**PROBLEM TO WORK ON:**
All records below are to be repeated precisely, with nothing added.

────────────────────

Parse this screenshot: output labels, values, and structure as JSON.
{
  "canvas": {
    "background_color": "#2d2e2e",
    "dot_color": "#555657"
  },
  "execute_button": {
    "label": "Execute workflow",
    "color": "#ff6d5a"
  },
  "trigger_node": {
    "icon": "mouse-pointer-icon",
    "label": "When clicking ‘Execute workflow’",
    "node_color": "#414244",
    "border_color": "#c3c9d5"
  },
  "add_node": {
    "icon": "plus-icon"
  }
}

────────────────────

**SOLUTION TO THIS PROBLEM:**
Parse this screenshot: output labels, values, and structure as JSON.
{
  "canvas": {
    "background_color": "#2d2e2e",
    "dot_color": "#555657"
  },
  "execute_button": {
    "label": "Execute workflow",
    "color": "#ff6d5a"
  },
  "trigger_node": {
    "icon": "mouse-pointer-icon",
    "label": "When clicking ‘Execute workflow’",
    "node_color": "#414244",
    "border_color": "#c3c9d5"
  },
  "add_node": {
    "icon": "plus-icon"
  }
}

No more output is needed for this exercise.